● **Extracted information**
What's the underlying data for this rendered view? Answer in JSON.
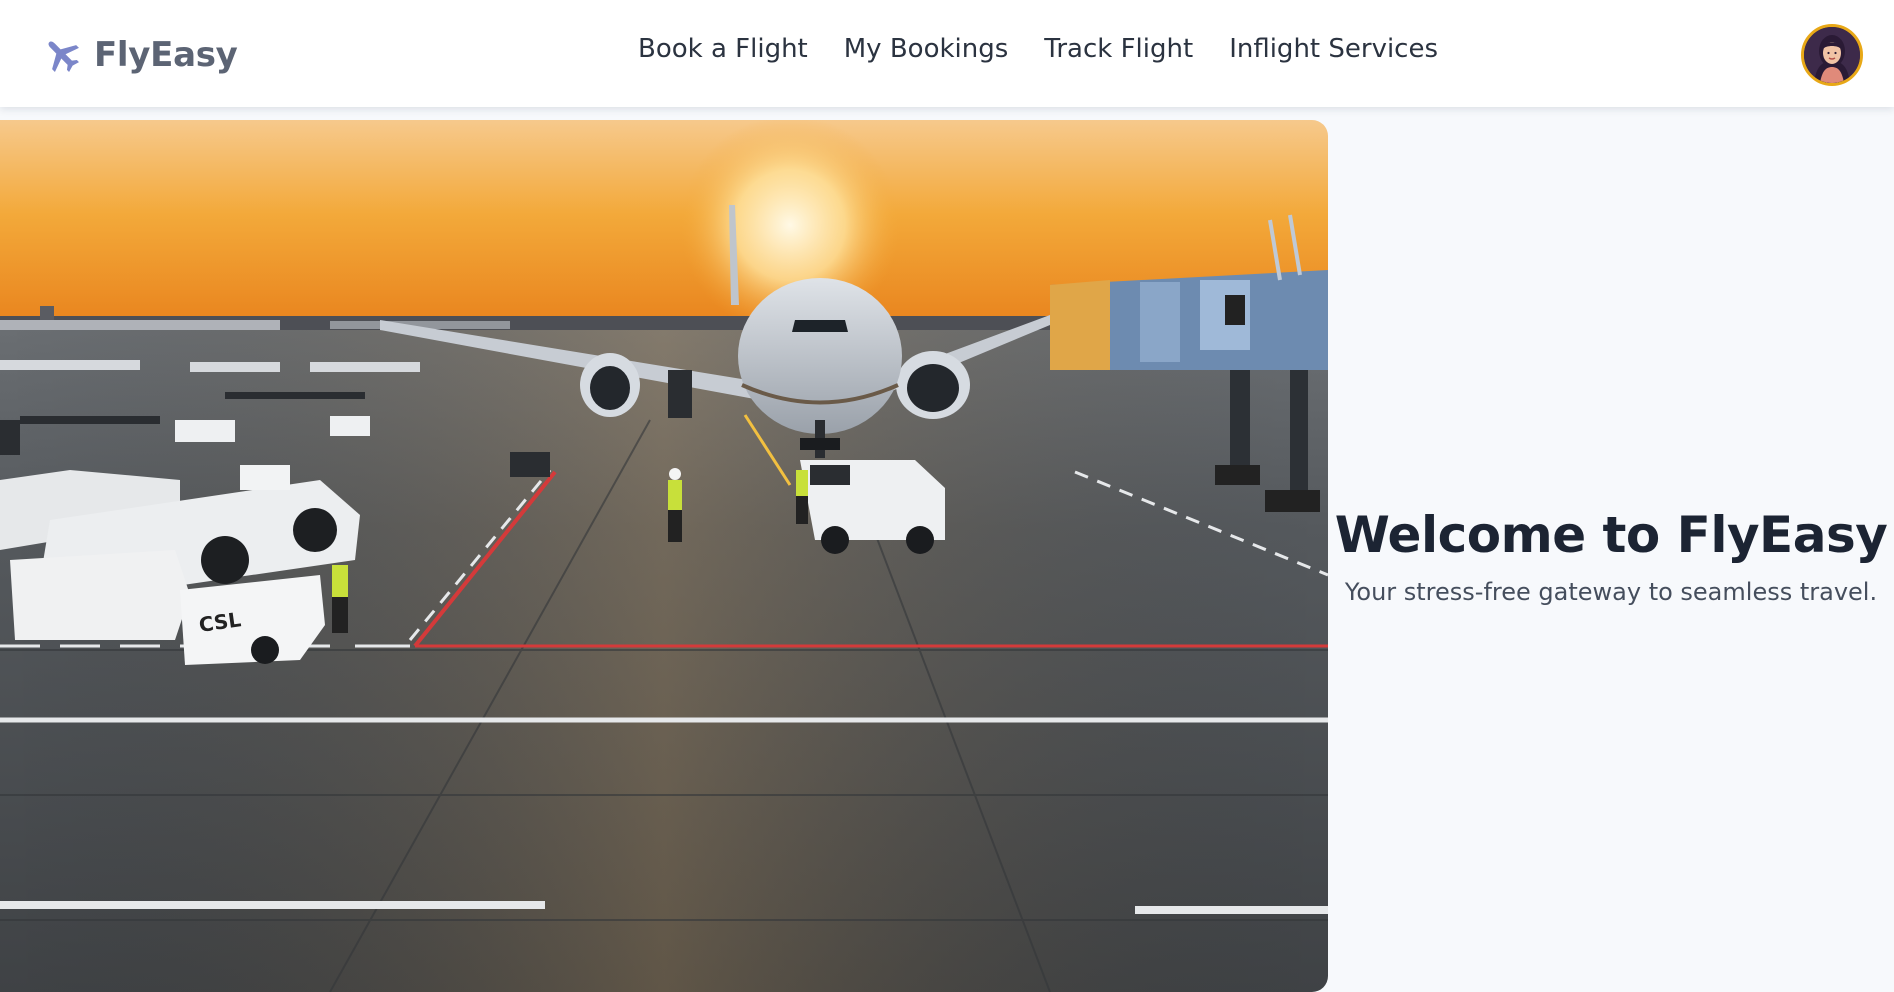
{
  "brand": {
    "name": "FlyEasy",
    "icon": "airplane-icon",
    "icon_color": "#7b86c9"
  },
  "nav": {
    "items": [
      {
        "label": "Book a Flight"
      },
      {
        "label": "My Bookings"
      },
      {
        "label": "Track Flight"
      },
      {
        "label": "Inflight Services"
      }
    ]
  },
  "user": {
    "avatar_icon": "user-avatar-icon",
    "ring_color": "#e8a817"
  },
  "hero": {
    "image_subject": "airport-apron-sunset-photo"
  },
  "welcome": {
    "title": "Welcome to FlyEasy",
    "subtitle": "Your stress-free gateway to seamless travel."
  },
  "colors": {
    "background": "#f7f9fc",
    "header_bg": "#ffffff",
    "title_text": "#1c2433",
    "nav_text": "#2b3340"
  }
}
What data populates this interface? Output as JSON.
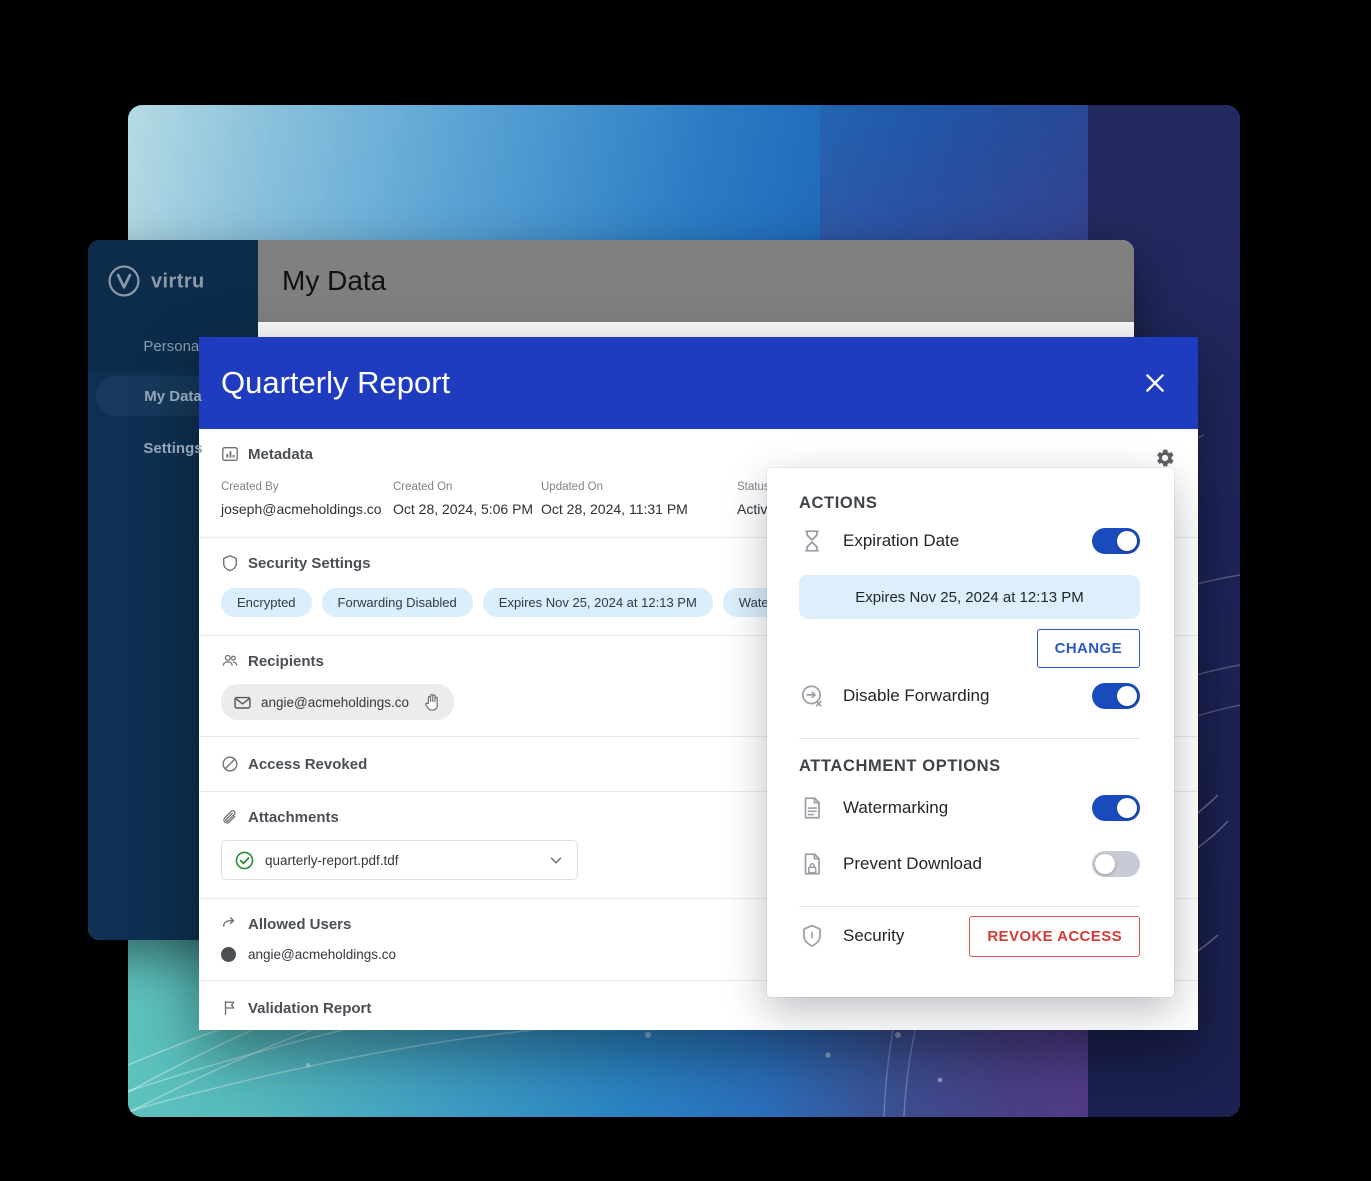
{
  "app": {
    "brand": "virtru",
    "topbar_title": "My Data",
    "sidebar": {
      "section_label": "Personal",
      "items": [
        {
          "label": "My Data",
          "active": true
        },
        {
          "label": "Settings",
          "active": false
        }
      ]
    }
  },
  "modal": {
    "title": "Quarterly Report",
    "close_icon": "close-icon",
    "gear_icon": "gear-icon",
    "sections": {
      "metadata": {
        "heading": "Metadata",
        "icon": "chart-box-icon",
        "fields": [
          {
            "label": "Created By",
            "value": "joseph@acmeholdings.co"
          },
          {
            "label": "Created On",
            "value": "Oct 28, 2024, 5:06 PM"
          },
          {
            "label": "Updated On",
            "value": "Oct 28, 2024, 11:31 PM"
          },
          {
            "label": "Status",
            "value": "Active"
          }
        ]
      },
      "security_settings": {
        "heading": "Security Settings",
        "icon": "shield-icon",
        "chips": [
          "Encrypted",
          "Forwarding Disabled",
          "Expires Nov 25, 2024 at 12:13 PM",
          "Watermarked"
        ]
      },
      "recipients": {
        "heading": "Recipients",
        "icon": "people-icon",
        "items": [
          "angie@acmeholdings.co"
        ],
        "cursor_icon": "hand-cursor-icon"
      },
      "access_revoked": {
        "heading": "Access Revoked",
        "icon": "prohibited-icon"
      },
      "attachments": {
        "heading": "Attachments",
        "icon": "paperclip-icon",
        "file_name": "quarterly-report.pdf.tdf",
        "status_icon": "check-circle-icon",
        "expand_icon": "chevron-down-icon"
      },
      "allowed_users": {
        "heading": "Allowed Users",
        "icon": "arrow-forward-icon",
        "items": [
          "angie@acmeholdings.co"
        ]
      },
      "validation_report": {
        "heading": "Validation Report",
        "icon": "flag-icon"
      }
    }
  },
  "actions_panel": {
    "heading": "ACTIONS",
    "expiration": {
      "label": "Expiration Date",
      "icon": "hourglass-icon",
      "enabled": true,
      "value_text": "Expires Nov 25, 2024 at 12:13 PM",
      "change_label": "CHANGE"
    },
    "disable_forwarding": {
      "label": "Disable Forwarding",
      "icon": "forward-disabled-icon",
      "enabled": true
    },
    "attachment_options": {
      "heading": "ATTACHMENT OPTIONS",
      "watermarking": {
        "label": "Watermarking",
        "icon": "document-lines-icon",
        "enabled": true
      },
      "prevent_download": {
        "label": "Prevent Download",
        "icon": "document-lock-icon",
        "enabled": false
      }
    },
    "security": {
      "label": "Security",
      "icon": "shield-lock-icon",
      "revoke_label": "REVOKE ACCESS"
    }
  },
  "colors": {
    "modal_header": "#1f3bbf",
    "toggle_on": "#1a4bbd",
    "toggle_off": "#c7cbd6",
    "chip_bg": "#dbeefb",
    "revoke_red": "#d23b36",
    "change_blue": "#2b59c8",
    "sidebar_bg": "#0e3052",
    "topbar_bg": "#808080"
  }
}
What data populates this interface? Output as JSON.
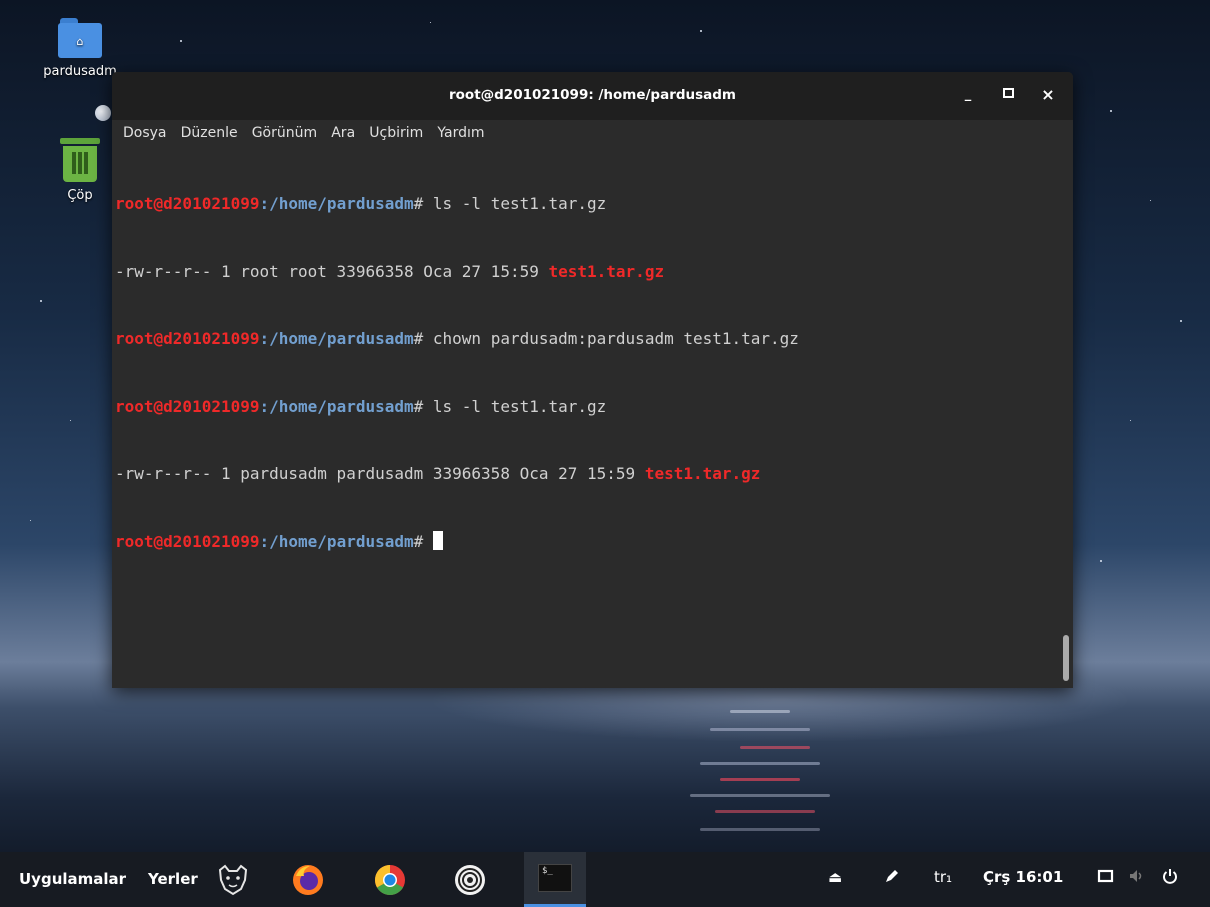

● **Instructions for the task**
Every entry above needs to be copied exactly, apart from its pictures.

● **Reply**
What's the underlying data for this rendered view? Answer in JSON.
{
  "brand": {
    "name": "FlyEasy",
    "icon": "airplane-icon",
    "icon_color": "#7b86c9"
  },
  "nav": {
    "items": [
      {
        "label": "Book a Flight"
      },
      {
        "label": "My Bookings"
      },
      {
        "label": "Track Flight"
      },
      {
        "label": "Inflight Services"
      }
    ]
  },
  "user": {
    "avatar_icon": "user-avatar-icon",
    "ring_color": "#e8a817"
  },
  "hero": {
    "image_subject": "airport-apron-sunset-photo"
  },
  "welcome": {
    "title": "Welcome to FlyEasy",
    "subtitle": "Your stress-free gateway to seamless travel."
  },
  "colors": {
    "background": "#f7f9fc",
    "header_bg": "#ffffff",
    "title_text": "#1c2433",
    "nav_text": "#2b3340"
  }
}
What data populates this interface? Output as JSON.
{
  "app": {
    "brand": "virtru",
    "topbar_title": "My Data",
    "sidebar": {
      "section_label": "Personal",
      "items": [
        {
          "label": "My Data",
          "active": true
        },
        {
          "label": "Settings",
          "active": false
        }
      ]
    }
  },
  "modal": {
    "title": "Quarterly Report",
    "close_icon": "close-icon",
    "gear_icon": "gear-icon",
    "sections": {
      "metadata": {
        "heading": "Metadata",
        "icon": "chart-box-icon",
        "fields": [
          {
            "label": "Created By",
            "value": "joseph@acmeholdings.co"
          },
          {
            "label": "Created On",
            "value": "Oct 28, 2024, 5:06 PM"
          },
          {
            "label": "Updated On",
            "value": "Oct 28, 2024, 11:31 PM"
          },
          {
            "label": "Status",
            "value": "Active"
          }
        ]
      },
      "security_settings": {
        "heading": "Security Settings",
        "icon": "shield-icon",
        "chips": [
          "Encrypted",
          "Forwarding Disabled",
          "Expires Nov 25, 2024 at 12:13 PM",
          "Watermarked"
        ]
      },
      "recipients": {
        "heading": "Recipients",
        "icon": "people-icon",
        "items": [
          "angie@acmeholdings.co"
        ],
        "cursor_icon": "hand-cursor-icon"
      },
      "access_revoked": {
        "heading": "Access Revoked",
        "icon": "prohibited-icon"
      },
      "attachments": {
        "heading": "Attachments",
        "icon": "paperclip-icon",
        "file_name": "quarterly-report.pdf.tdf",
        "status_icon": "check-circle-icon",
        "expand_icon": "chevron-down-icon"
      },
      "allowed_users": {
        "heading": "Allowed Users",
        "icon": "arrow-forward-icon",
        "items": [
          "angie@acmeholdings.co"
        ]
      },
      "validation_report": {
        "heading": "Validation Report",
        "icon": "flag-icon"
      }
    }
  },
  "actions_panel": {
    "heading": "ACTIONS",
    "expiration": {
      "label": "Expiration Date",
      "icon": "hourglass-icon",
      "enabled": true,
      "value_text": "Expires Nov 25, 2024 at 12:13 PM",
      "change_label": "CHANGE"
    },
    "disable_forwarding": {
      "label": "Disable Forwarding",
      "icon": "forward-disabled-icon",
      "enabled": true
    },
    "attachment_options": {
      "heading": "ATTACHMENT OPTIONS",
      "watermarking": {
        "label": "Watermarking",
        "icon": "document-lines-icon",
        "enabled": true
      },
      "prevent_download": {
        "label": "Prevent Download",
        "icon": "document-lock-icon",
        "enabled": false
      }
    },
    "security": {
      "label": "Security",
      "icon": "shield-lock-icon",
      "revoke_label": "REVOKE ACCESS"
    }
  },
  "colors": {
    "modal_header": "#1f3bbf",
    "toggle_on": "#1a4bbd",
    "toggle_off": "#c7cbd6",
    "chip_bg": "#dbeefb",
    "revoke_red": "#d23b36",
    "change_blue": "#2b59c8",
    "sidebar_bg": "#0e3052",
    "topbar_bg": "#808080"
  }
}
What data populates this interface? Output as JSON.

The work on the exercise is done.